TASK DESCRIPTION: Below is a set of records, and all of them should be retyped exactly, minus the pictures.

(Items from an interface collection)
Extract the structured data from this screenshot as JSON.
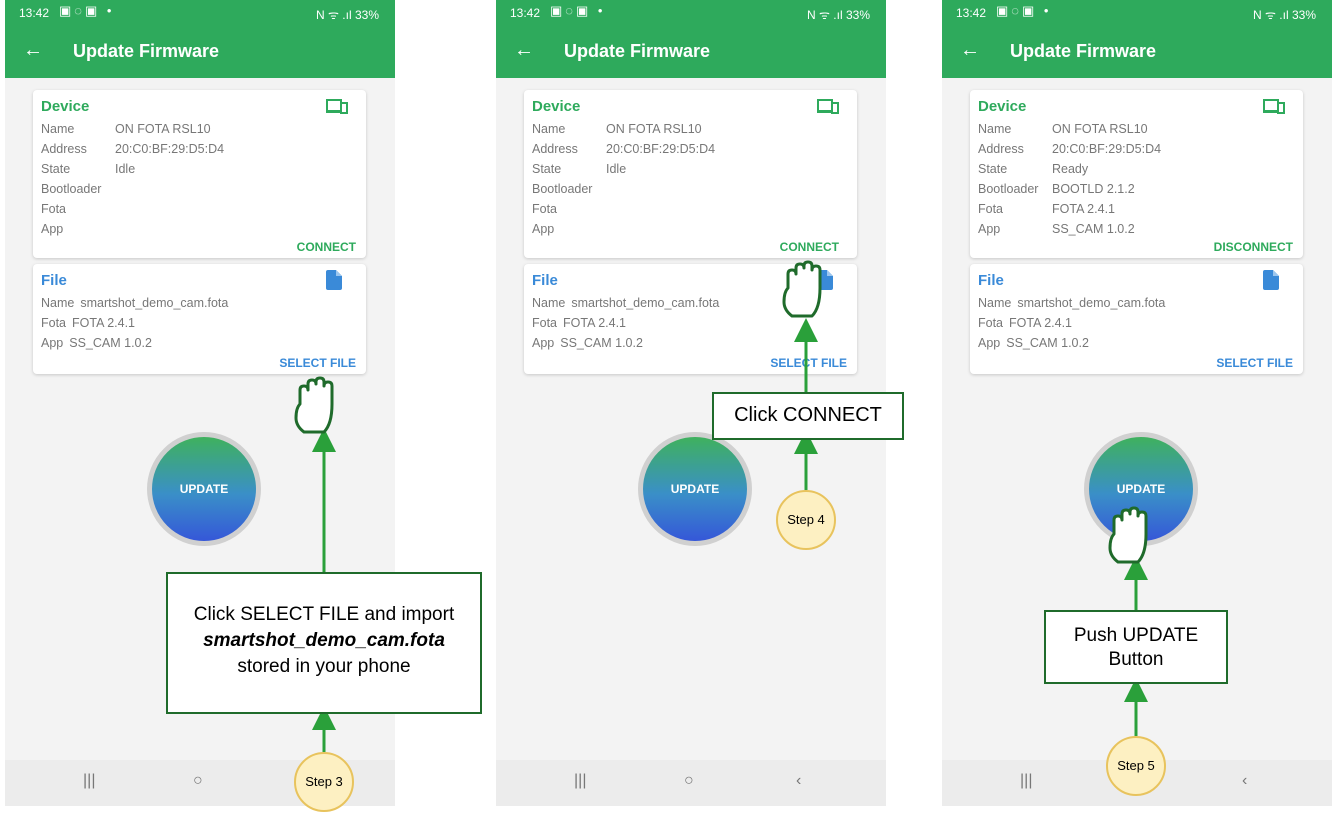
{
  "screens": [
    {
      "status_time": "13:42",
      "status_right": "N ᯤ .ıl 33%",
      "title": "Update Firmware",
      "device": {
        "heading": "Device",
        "rows": [
          {
            "label": "Name",
            "value": "ON FOTA RSL10"
          },
          {
            "label": "Address",
            "value": "20:C0:BF:29:D5:D4"
          },
          {
            "label": "State",
            "value": "Idle"
          },
          {
            "label": "Bootloader",
            "value": ""
          },
          {
            "label": "Fota",
            "value": ""
          },
          {
            "label": "App",
            "value": ""
          }
        ],
        "action": "CONNECT"
      },
      "file": {
        "heading": "File",
        "rows": [
          {
            "label": "Name",
            "value": "smartshot_demo_cam.fota"
          },
          {
            "label": "Fota",
            "value": "FOTA  2.4.1"
          },
          {
            "label": "App",
            "value": "SS_CAM 1.0.2"
          }
        ],
        "action": "SELECT FILE"
      },
      "update_label": "UPDATE",
      "nav": [
        "|||",
        "○",
        "‹"
      ]
    },
    {
      "status_time": "13:42",
      "status_right": "N ᯤ .ıl 33%",
      "title": "Update Firmware",
      "device": {
        "heading": "Device",
        "rows": [
          {
            "label": "Name",
            "value": "ON FOTA RSL10"
          },
          {
            "label": "Address",
            "value": "20:C0:BF:29:D5:D4"
          },
          {
            "label": "State",
            "value": "Idle"
          },
          {
            "label": "Bootloader",
            "value": ""
          },
          {
            "label": "Fota",
            "value": ""
          },
          {
            "label": "App",
            "value": ""
          }
        ],
        "action": "CONNECT"
      },
      "file": {
        "heading": "File",
        "rows": [
          {
            "label": "Name",
            "value": "smartshot_demo_cam.fota"
          },
          {
            "label": "Fota",
            "value": "FOTA  2.4.1"
          },
          {
            "label": "App",
            "value": "SS_CAM 1.0.2"
          }
        ],
        "action": "SELECT FILE"
      },
      "update_label": "UPDATE",
      "nav": [
        "|||",
        "○",
        "‹"
      ]
    },
    {
      "status_time": "13:42",
      "status_right": "N ᯤ .ıl 33%",
      "title": "Update Firmware",
      "device": {
        "heading": "Device",
        "rows": [
          {
            "label": "Name",
            "value": "ON FOTA RSL10"
          },
          {
            "label": "Address",
            "value": "20:C0:BF:29:D5:D4"
          },
          {
            "label": "State",
            "value": "Ready"
          },
          {
            "label": "Bootloader",
            "value": "BOOTLD 2.1.2"
          },
          {
            "label": "Fota",
            "value": "FOTA  2.4.1"
          },
          {
            "label": "App",
            "value": "SS_CAM 1.0.2"
          }
        ],
        "action": "DISCONNECT"
      },
      "file": {
        "heading": "File",
        "rows": [
          {
            "label": "Name",
            "value": "smartshot_demo_cam.fota"
          },
          {
            "label": "Fota",
            "value": "FOTA  2.4.1"
          },
          {
            "label": "App",
            "value": "SS_CAM 1.0.2"
          }
        ],
        "action": "SELECT FILE"
      },
      "update_label": "UPDATE",
      "nav": [
        "|||",
        "○",
        "‹"
      ]
    }
  ],
  "annotations": {
    "step3": {
      "label": "Step 3",
      "line1": "Click SELECT FILE and import",
      "line2": "smartshot_demo_cam.fota",
      "line3": "stored in your phone"
    },
    "step4": {
      "label": "Step 4",
      "text": "Click CONNECT"
    },
    "step5": {
      "label": "Step 5",
      "line1": "Push UPDATE",
      "line2": "Button"
    }
  },
  "colors": {
    "primary": "#2eaa5c",
    "file_accent": "#3a8ad8",
    "annotation": "#1f6b2b",
    "step_fill": "#fdf0c2"
  },
  "icons": {
    "back": "arrow-left-icon",
    "device": "devices-icon",
    "file": "file-icon",
    "hand": "pointing-hand-icon"
  }
}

EXERCISE RESPONSE:
Extract the structured data from this screenshot as JSON.
{
  "screens": [
    {
      "status_time": "13:42",
      "status_right": "N ᯤ .ıl 33%",
      "title": "Update Firmware",
      "device": {
        "heading": "Device",
        "rows": [
          {
            "label": "Name",
            "value": "ON FOTA RSL10"
          },
          {
            "label": "Address",
            "value": "20:C0:BF:29:D5:D4"
          },
          {
            "label": "State",
            "value": "Idle"
          },
          {
            "label": "Bootloader",
            "value": ""
          },
          {
            "label": "Fota",
            "value": ""
          },
          {
            "label": "App",
            "value": ""
          }
        ],
        "action": "CONNECT"
      },
      "file": {
        "heading": "File",
        "rows": [
          {
            "label": "Name",
            "value": "smartshot_demo_cam.fota"
          },
          {
            "label": "Fota",
            "value": "FOTA  2.4.1"
          },
          {
            "label": "App",
            "value": "SS_CAM 1.0.2"
          }
        ],
        "action": "SELECT FILE"
      },
      "update_label": "UPDATE",
      "nav": [
        "|||",
        "○",
        "‹"
      ]
    },
    {
      "status_time": "13:42",
      "status_right": "N ᯤ .ıl 33%",
      "title": "Update Firmware",
      "device": {
        "heading": "Device",
        "rows": [
          {
            "label": "Name",
            "value": "ON FOTA RSL10"
          },
          {
            "label": "Address",
            "value": "20:C0:BF:29:D5:D4"
          },
          {
            "label": "State",
            "value": "Idle"
          },
          {
            "label": "Bootloader",
            "value": ""
          },
          {
            "label": "Fota",
            "value": ""
          },
          {
            "label": "App",
            "value": ""
          }
        ],
        "action": "CONNECT"
      },
      "file": {
        "heading": "File",
        "rows": [
          {
            "label": "Name",
            "value": "smartshot_demo_cam.fota"
          },
          {
            "label": "Fota",
            "value": "FOTA  2.4.1"
          },
          {
            "label": "App",
            "value": "SS_CAM 1.0.2"
          }
        ],
        "action": "SELECT FILE"
      },
      "update_label": "UPDATE",
      "nav": [
        "|||",
        "○",
        "‹"
      ]
    },
    {
      "status_time": "13:42",
      "status_right": "N ᯤ .ıl 33%",
      "title": "Update Firmware",
      "device": {
        "heading": "Device",
        "rows": [
          {
            "label": "Name",
            "value": "ON FOTA RSL10"
          },
          {
            "label": "Address",
            "value": "20:C0:BF:29:D5:D4"
          },
          {
            "label": "State",
            "value": "Ready"
          },
          {
            "label": "Bootloader",
            "value": "BOOTLD 2.1.2"
          },
          {
            "label": "Fota",
            "value": "FOTA  2.4.1"
          },
          {
            "label": "App",
            "value": "SS_CAM 1.0.2"
          }
        ],
        "action": "DISCONNECT"
      },
      "file": {
        "heading": "File",
        "rows": [
          {
            "label": "Name",
            "value": "smartshot_demo_cam.fota"
          },
          {
            "label": "Fota",
            "value": "FOTA  2.4.1"
          },
          {
            "label": "App",
            "value": "SS_CAM 1.0.2"
          }
        ],
        "action": "SELECT FILE"
      },
      "update_label": "UPDATE",
      "nav": [
        "|||",
        "○",
        "‹"
      ]
    }
  ],
  "annotations": {
    "step3": {
      "label": "Step 3",
      "line1": "Click SELECT FILE and import",
      "line2": "smartshot_demo_cam.fota",
      "line3": "stored in your phone"
    },
    "step4": {
      "label": "Step 4",
      "text": "Click CONNECT"
    },
    "step5": {
      "label": "Step 5",
      "line1": "Push UPDATE",
      "line2": "Button"
    }
  },
  "colors": {
    "primary": "#2eaa5c",
    "file_accent": "#3a8ad8",
    "annotation": "#1f6b2b",
    "step_fill": "#fdf0c2"
  },
  "icons": {
    "back": "arrow-left-icon",
    "device": "devices-icon",
    "file": "file-icon",
    "hand": "pointing-hand-icon"
  }
}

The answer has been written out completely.